If I ever have kids, they will be named according to domain name and Twitter handle availability — or or their equivalents at that time — and I will be sure to reserve both as soon as their names are chosen.
My preferred web domain for this site has always been andrewclark.com. Given how generically Anglo-Saxon my name is, this is a dream I expect to remain unfulfilled. If namestatistics.com is to be believed, “Clark” is the 21st most common last name in the United States; “Andrew” is 35th most common first name. As of this writing, a Google search for “Andrew Clark” returns 58 million results.
Andrew Clark is a Professor of Population Genetics at Cornell University. Andrew Clark is a wedding photojournalist. Andrew Clark is Director of Choral Activities and Senior Lecturer on Music at Harvard. Andrew Clark writes for the Guardian. Andrew Clark is an economist at the Paris School of Economics. Andrew Clark is a London-based artist with a “self-confessed objective of subtlety.” Andrew Clark is a third-year resident at the University of Florida College of Dentistry. (This one particularly stings, as I could probably walk to this guy’s house for lunch.) A Google search for “Andy Clark” returns 74.5 million results, many of which likely overlap, though that hardly makes me feel better.
One of my best friends has a brother named Andrew Clark, which the kind of anecdata that probably shouldn’t matter, though I have to say, it’s weird being in another person’s room, surrounded by trophies and art projects and belongings adorned with your name.
Worse than the non-possession of andrewclark.com is the knowledge that it isn’t being put to good use by someone else. A visit to the address is met with the promise that “andrewclark.com will be back shortly.” How fantastic. I don’t know with certainty the name of the guy who currently owns andrewclark.com (I have a hunch), but he can go straight to hell.
I shouldn’t need to explain the desire to own the domain for your name. Beyond the aesthetic and minimalist appeal, there is a practical component to controlling your personal brand. I’ve been thinking about this more since I read in the news that bobmenedez.com and robertmenedez.com belong to political opponents of Senator Robert Menendez, and are used to spread negative information about him. Why this so deeply concerns me I can only poorly explain: As a young person, I have yet to rid myself of the delusion that I will one day be truly important, important enough to have enemies determined to slander me. Perhaps I am also burdened by my complete irrelevance to anything and everything. It is possible that nothing in my life will ever be significant enough to rival “andrewclark.com will be back shortly.” I say this not to be modest or because I have especially low self-esteem, but because in all likelihood it’s true — and it’s probably true for you, too, dear reader, so deal with that. As long as I’m over-sharing, I’ll confess that I have a deep personal fear that a young Canadian named Andrew Clark will become an overnight pop star.

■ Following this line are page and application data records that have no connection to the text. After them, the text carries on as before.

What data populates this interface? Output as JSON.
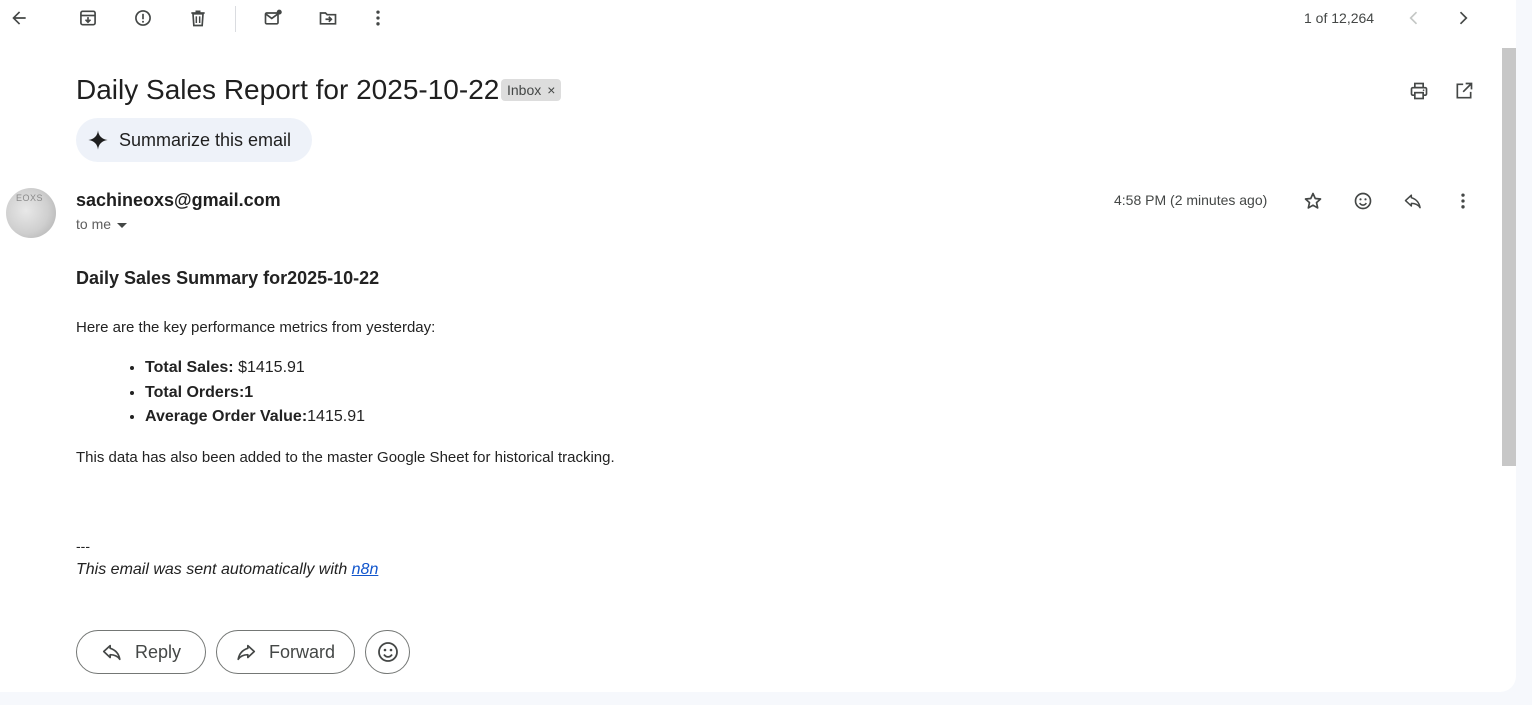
{
  "toolbar": {
    "icons": [
      "back-arrow-icon",
      "archive-icon",
      "report-spam-icon",
      "delete-icon",
      "mark-unread-icon",
      "move-to-icon",
      "more-vert-icon"
    ],
    "pager": "1 of 12,264"
  },
  "email": {
    "subject": "Daily Sales Report for 2025-10-22",
    "label": "Inbox",
    "label_remove": "×",
    "summarize_label": "Summarize this email",
    "avatar_text": "EOXS",
    "sender": "sachineoxs@gmail.com",
    "recipient": "to me",
    "timestamp": "4:58 PM (2 minutes ago)",
    "body": {
      "heading": "Daily Sales Summary for2025-10-22",
      "intro": "Here are the key performance metrics from yesterday:",
      "metrics": [
        {
          "label": "Total Sales:",
          "value": " $1415.91"
        },
        {
          "label": "Total Orders:1",
          "value": ""
        },
        {
          "label": "Average Order Value:",
          "value": "1415.91"
        }
      ],
      "note": "This data has also been added to the master Google Sheet for historical tracking.",
      "separator": "---",
      "footer_text": "This email was sent automatically with ",
      "footer_link": "n8n"
    }
  },
  "actions": {
    "reply_label": "Reply",
    "forward_label": "Forward"
  },
  "colors": {
    "background": "#f6f8fc",
    "chip": "#dddddd",
    "summarize_bg": "#eef2f9",
    "link": "#1155cc"
  }
}
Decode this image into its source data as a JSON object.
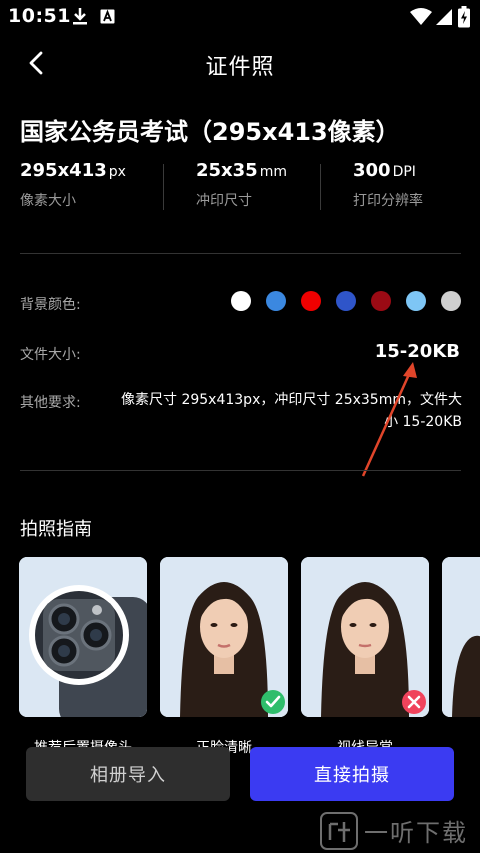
{
  "status": {
    "time": "10:51",
    "icons": [
      "download-icon",
      "keyboard-a-icon",
      "wifi-icon",
      "signal-icon",
      "battery-charging-icon"
    ]
  },
  "nav": {
    "back_icon": "chevron-left-icon",
    "title": "证件照"
  },
  "main_title": "国家公务员考试（295x413像素）",
  "specs": [
    {
      "value": "295x413",
      "unit": "px",
      "label": "像素大小"
    },
    {
      "value": "25x35",
      "unit": "mm",
      "label": "冲印尺寸"
    },
    {
      "value": "300",
      "unit": "DPI",
      "label": "打印分辨率"
    }
  ],
  "background": {
    "label": "背景颜色:",
    "colors": [
      "#ffffff",
      "#3b88e0",
      "#f00000",
      "#2f55c9",
      "#9b0a14",
      "#7ec6f5",
      "#cfcfcf"
    ]
  },
  "file_size": {
    "label": "文件大小:",
    "value": "15-20KB"
  },
  "other": {
    "label": "其他要求:",
    "value": "像素尺寸 295x413px，冲印尺寸 25x35mm，文件大小 15-20KB"
  },
  "guide": {
    "title": "拍照指南",
    "cards": [
      {
        "caption": "推荐后置摄像头",
        "icon": "rear-camera-icon"
      },
      {
        "caption": "正脸清晰",
        "icon": "check-icon"
      },
      {
        "caption": "视线异常",
        "icon": "cross-icon"
      }
    ]
  },
  "buttons": {
    "album": "相册导入",
    "shoot": "直接拍摄"
  },
  "watermark": "一听下载",
  "colors": {
    "accent": "#3b3bf2",
    "annotation_arrow": "#e0452a"
  }
}
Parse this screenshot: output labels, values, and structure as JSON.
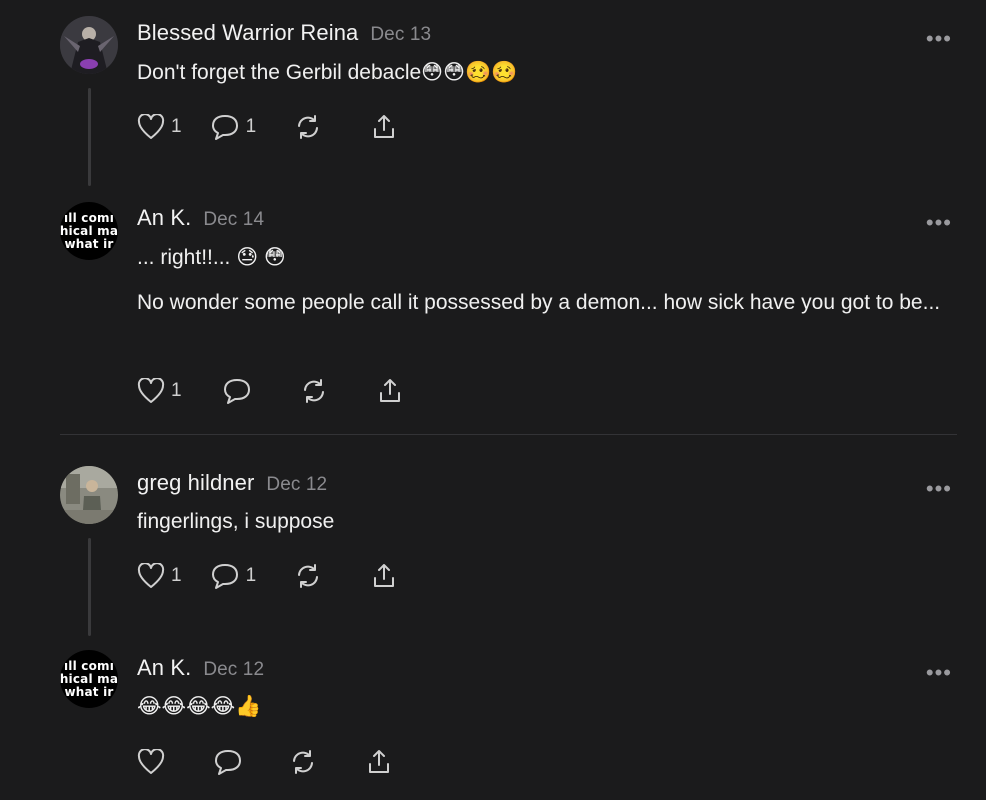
{
  "comments": [
    {
      "author": "Blessed Warrior Reina",
      "date": "Dec 13",
      "text": "Don't forget the Gerbil debacle😳😳🥴🥴",
      "likes": "1",
      "replies": "1",
      "avatar_icon": "warrior-portrait-avatar"
    },
    {
      "author": "An K.",
      "date": "Dec 14",
      "text": "... right!!... 😓 😳",
      "text2": "No wonder some people call it possessed by a demon... how sick have you got to be...",
      "likes": "1",
      "avatar_lines": [
        "ıll comı",
        "hical ma",
        "what ir"
      ]
    },
    {
      "author": "greg hildner",
      "date": "Dec 12",
      "text": "fingerlings, i suppose",
      "likes": "1",
      "replies": "1",
      "avatar_icon": "person-photo-avatar"
    },
    {
      "author": "An K.",
      "date": "Dec 12",
      "text": "😂😂😂😂👍",
      "avatar_lines": [
        "ıll comı",
        "hical ma",
        "what ir"
      ]
    }
  ],
  "more_label": "•••",
  "colors": {
    "background": "#1b1b1c",
    "text": "#f0f0f0",
    "muted": "#8a8a8e",
    "thread": "#3a3a3c"
  }
}
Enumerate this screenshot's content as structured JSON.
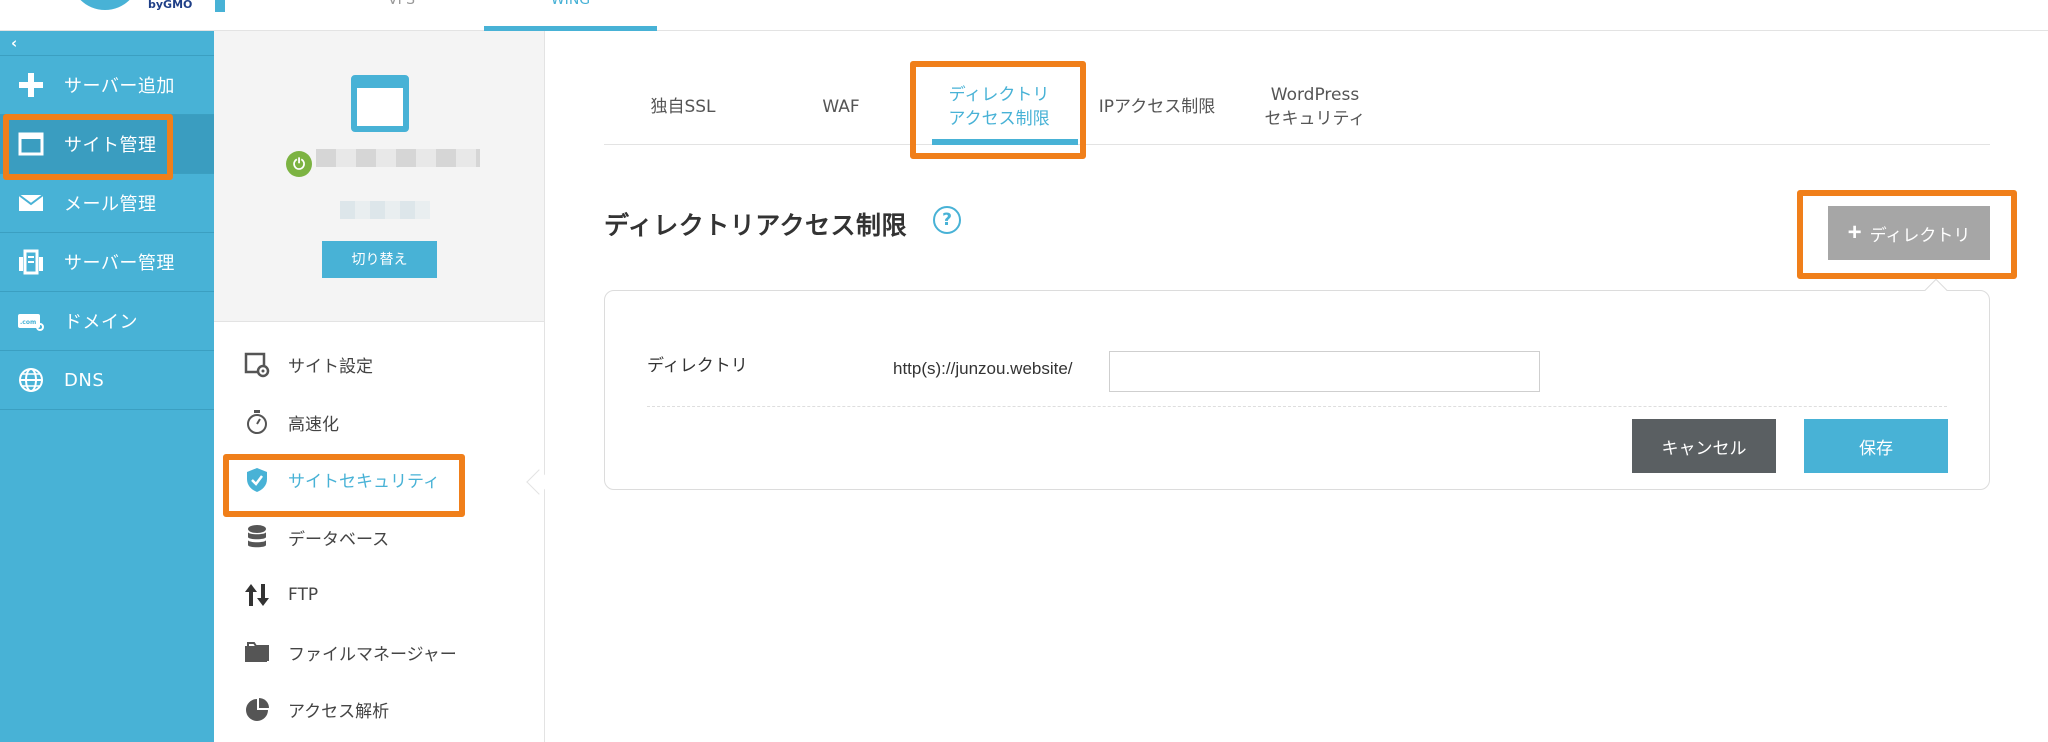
{
  "header": {
    "logo_text": "byGMO",
    "tabs": [
      {
        "label": "VPS"
      },
      {
        "label": "WING"
      }
    ]
  },
  "sidebar": {
    "collapse_glyph": "‹",
    "items": [
      {
        "label": "サーバー追加",
        "icon": "plus-icon"
      },
      {
        "label": "サイト管理",
        "icon": "window-icon"
      },
      {
        "label": "メール管理",
        "icon": "mail-icon"
      },
      {
        "label": "サーバー管理",
        "icon": "server-icon"
      },
      {
        "label": "ドメイン",
        "icon": "domain-icon"
      },
      {
        "label": "DNS",
        "icon": "globe-icon"
      }
    ]
  },
  "site_panel": {
    "switch_label": "切り替え"
  },
  "site_menu": {
    "items": [
      {
        "label": "サイト設定",
        "icon": "settings-icon"
      },
      {
        "label": "高速化",
        "icon": "stopwatch-icon"
      },
      {
        "label": "サイトセキュリティ",
        "icon": "shield-icon"
      },
      {
        "label": "データベース",
        "icon": "database-icon"
      },
      {
        "label": "FTP",
        "icon": "transfer-icon"
      },
      {
        "label": "ファイルマネージャー",
        "icon": "folder-icon"
      },
      {
        "label": "アクセス解析",
        "icon": "pie-chart-icon"
      }
    ]
  },
  "security_tabs": {
    "items": [
      {
        "label": "独自SSL"
      },
      {
        "label": "WAF"
      },
      {
        "line1": "ディレクトリ",
        "line2": "アクセス制限"
      },
      {
        "label": "IPアクセス制限"
      },
      {
        "line1": "WordPress",
        "line2": "セキュリティ"
      }
    ]
  },
  "main": {
    "title": "ディレクトリアクセス制限",
    "help_glyph": "?",
    "add_button": "ディレクトリ",
    "form": {
      "label": "ディレクトリ",
      "url_prefix": "http(s)://junzou.website/",
      "input_value": "",
      "cancel": "キャンセル",
      "save": "保存"
    }
  },
  "colors": {
    "accent": "#48b2d6",
    "highlight": "#f07f1a",
    "cancel": "#5a5f62",
    "disabled": "#a6a6a6"
  }
}
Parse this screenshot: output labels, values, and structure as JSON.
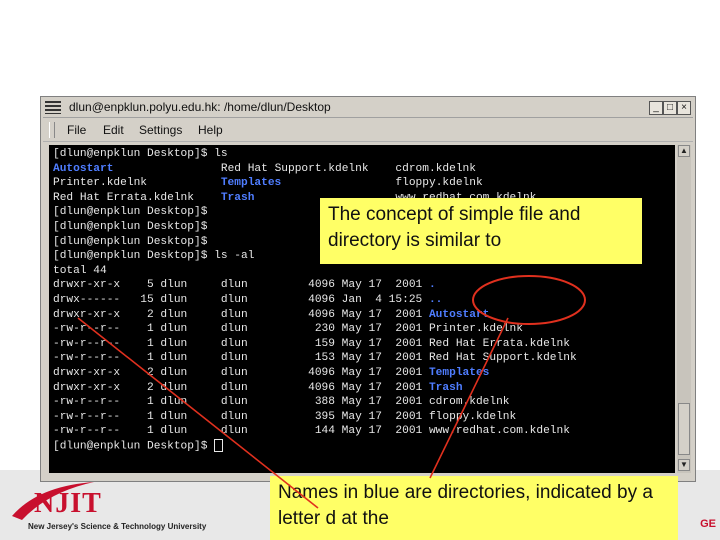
{
  "window": {
    "title": "dlun@enpklun.polyu.edu.hk: /home/dlun/Desktop",
    "minimize_glyph": "_",
    "maximize_glyph": "□",
    "close_glyph": "×"
  },
  "menu": [
    "File",
    "Edit",
    "Settings",
    "Help"
  ],
  "terminal": {
    "lines": [
      {
        "segments": [
          {
            "text": "[dlun@enpklun Desktop]$ ls"
          }
        ]
      },
      {
        "segments": [
          {
            "text": "Autostart",
            "color": "blue"
          },
          {
            "text": "                Red Hat Support.kdelnk    cdrom.kdelnk"
          }
        ]
      },
      {
        "segments": [
          {
            "text": "Printer.kdelnk           "
          },
          {
            "text": "Templates",
            "color": "blue"
          },
          {
            "text": "                 floppy.kdelnk"
          }
        ]
      },
      {
        "segments": [
          {
            "text": "Red Hat Errata.kdelnk    "
          },
          {
            "text": "Trash",
            "color": "blue"
          },
          {
            "text": "                     www.redhat.com.kdelnk"
          }
        ]
      },
      {
        "segments": [
          {
            "text": "[dlun@enpklun Desktop]$"
          }
        ]
      },
      {
        "segments": [
          {
            "text": "[dlun@enpklun Desktop]$"
          }
        ]
      },
      {
        "segments": [
          {
            "text": "[dlun@enpklun Desktop]$"
          }
        ]
      },
      {
        "segments": [
          {
            "text": "[dlun@enpklun Desktop]$ ls -al"
          }
        ]
      },
      {
        "segments": [
          {
            "text": "total 44"
          }
        ]
      },
      {
        "segments": [
          {
            "text": "drwxr-xr-x    5 dlun     dlun         4096 May 17  2001 "
          },
          {
            "text": ".",
            "color": "blue"
          }
        ]
      },
      {
        "segments": [
          {
            "text": "drwx------   15 dlun     dlun         4096 Jan  4 15:25 "
          },
          {
            "text": "..",
            "color": "blue"
          }
        ]
      },
      {
        "segments": [
          {
            "text": "drwxr-xr-x    2 dlun     dlun         4096 May 17  2001 "
          },
          {
            "text": "Autostart",
            "color": "blue"
          }
        ]
      },
      {
        "segments": [
          {
            "text": "-rw-r--r--    1 dlun     dlun          230 May 17  2001 Printer.kdelnk"
          }
        ]
      },
      {
        "segments": [
          {
            "text": "-rw-r--r--    1 dlun     dlun          159 May 17  2001 Red Hat Errata.kdelnk"
          }
        ]
      },
      {
        "segments": [
          {
            "text": "-rw-r--r--    1 dlun     dlun          153 May 17  2001 Red Hat Support.kdelnk"
          }
        ]
      },
      {
        "segments": [
          {
            "text": "drwxr-xr-x    2 dlun     dlun         4096 May 17  2001 "
          },
          {
            "text": "Templates",
            "color": "blue"
          }
        ]
      },
      {
        "segments": [
          {
            "text": "drwxr-xr-x    2 dlun     dlun         4096 May 17  2001 "
          },
          {
            "text": "Trash",
            "color": "blue"
          }
        ]
      },
      {
        "segments": [
          {
            "text": "-rw-r--r--    1 dlun     dlun          388 May 17  2001 cdrom.kdelnk"
          }
        ]
      },
      {
        "segments": [
          {
            "text": "-rw-r--r--    1 dlun     dlun          395 May 17  2001 floppy.kdelnk"
          }
        ]
      },
      {
        "segments": [
          {
            "text": "-rw-r--r--    1 dlun     dlun          144 May 17  2001 www.redhat.com.kdelnk"
          }
        ]
      },
      {
        "segments": [
          {
            "text": "[dlun@enpklun Desktop]$ "
          }
        ],
        "cursor": true
      }
    ]
  },
  "callouts": {
    "top": "The concept of simple file and directory is similar to",
    "bottom": "Names in blue are directories, indicated by a letter d at the"
  },
  "branding": {
    "logo_text": "NJIT",
    "tagline": "New Jersey's Science & Technology University",
    "edge_text": "GE"
  },
  "colors": {
    "directory": "#4f7dff",
    "callout": "#ffff66",
    "arrow": "#e0301e",
    "logo": "#c8102e"
  }
}
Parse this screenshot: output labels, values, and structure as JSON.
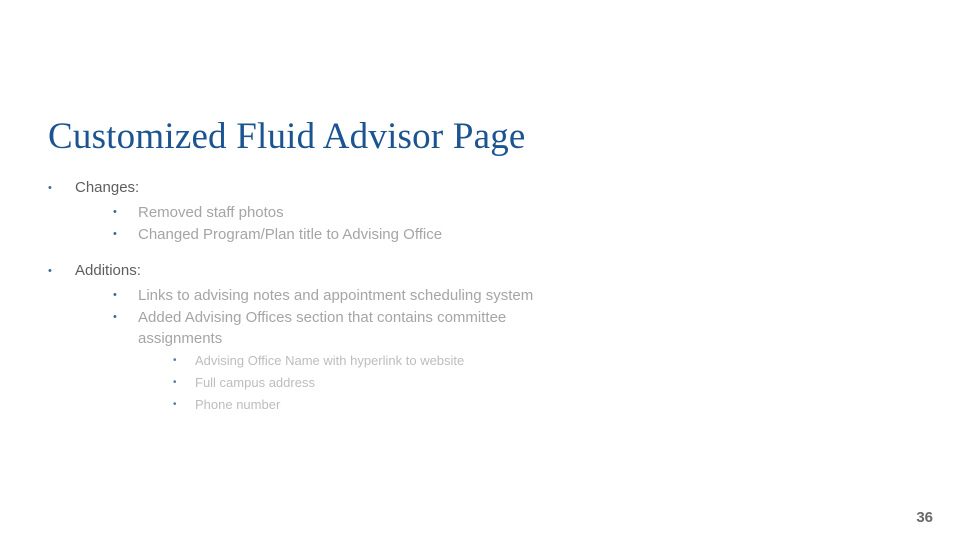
{
  "slide": {
    "page_number": "36",
    "title": "Customized Fluid Advisor Page",
    "accent_color": "#1b5490",
    "level1_text_color": "#5e5e5e",
    "level2_text_color": "#a5a5a5",
    "level3_text_color": "#bdbdbd",
    "bullet_marker": "•",
    "background_color": "#ffffff"
  },
  "header": {
    "line1": "",
    "line2": "",
    "note": "faint white-on-white header text, illegible"
  },
  "groups": [
    {
      "label": "Changes:",
      "items": [
        {
          "text": "Removed staff photos",
          "subitems": []
        },
        {
          "text": "Changed Program/Plan title to Advising Office",
          "subitems": []
        }
      ]
    },
    {
      "label": "Additions:",
      "items": [
        {
          "text": "Links to advising notes and appointment scheduling system",
          "subitems": []
        },
        {
          "text": "Added Advising Offices section that contains committee assignments",
          "subitems": [
            "Advising Office Name with hyperlink to website",
            "Full campus address",
            "Phone number"
          ]
        }
      ]
    }
  ]
}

I’ve always liked my name (hi Mom and Dad), but if this happens I will not hesitate to change it.
Until a few days ago, the domain for this website was contentioninvain.com, a tongue-in-cheek reference to a quotation few people are familiar with and too long to be a good URL. It was meant to be temporary until I could think of something better. I never could.
Resigned to the fact that I will never possess andrewclark.com or any of its variants (yes, I’ve checked andrewclark.net), I’ve done the next best thing and changed the primary domain of this site to andrewphilipclark.com. It’s actually longer than the previous domain by a letter, which is one of the reasons I didn’t make this change sooner. Anyway, it seems like a sensible thing to do.